Web page and app entries
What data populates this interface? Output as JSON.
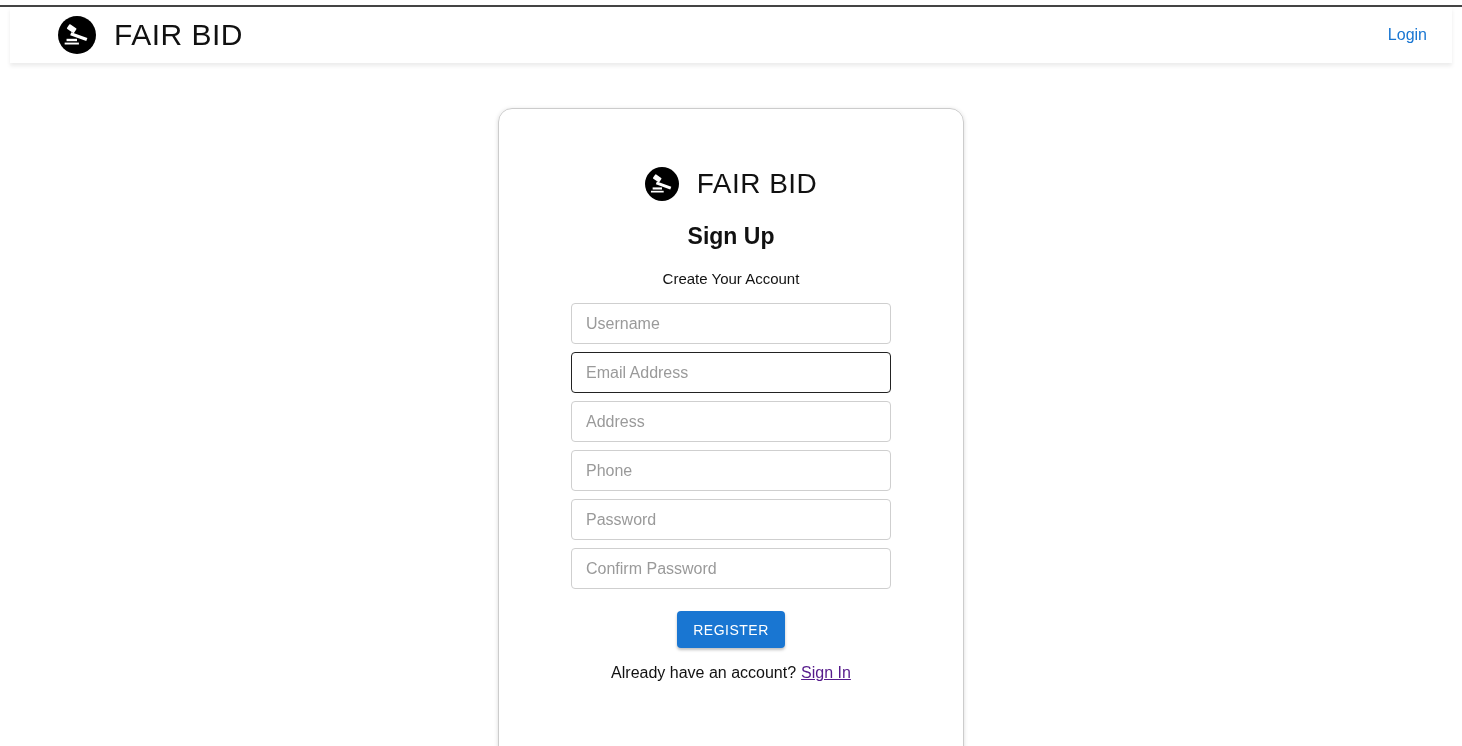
{
  "header": {
    "brand": "FAIR BID",
    "login_link": "Login"
  },
  "card": {
    "brand": "FAIR BID",
    "title": "Sign Up",
    "subtitle": "Create Your Account",
    "fields": [
      {
        "placeholder": "Username",
        "focused": false
      },
      {
        "placeholder": "Email Address",
        "focused": true
      },
      {
        "placeholder": "Address",
        "focused": false
      },
      {
        "placeholder": "Phone",
        "focused": false
      },
      {
        "placeholder": "Password",
        "focused": false
      },
      {
        "placeholder": "Confirm Password",
        "focused": false
      }
    ],
    "register_button": "REGISTER",
    "footer_text": "Already have an account?",
    "signin_link": "Sign In"
  }
}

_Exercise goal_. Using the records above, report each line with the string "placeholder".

_Response to this exercise_.
        "placeholder": "Username",
        "placeholder": "Email Address",
        "placeholder": "Address",
        "placeholder": "Phone",
        "placeholder": "Password",
        "placeholder": "Confirm Password",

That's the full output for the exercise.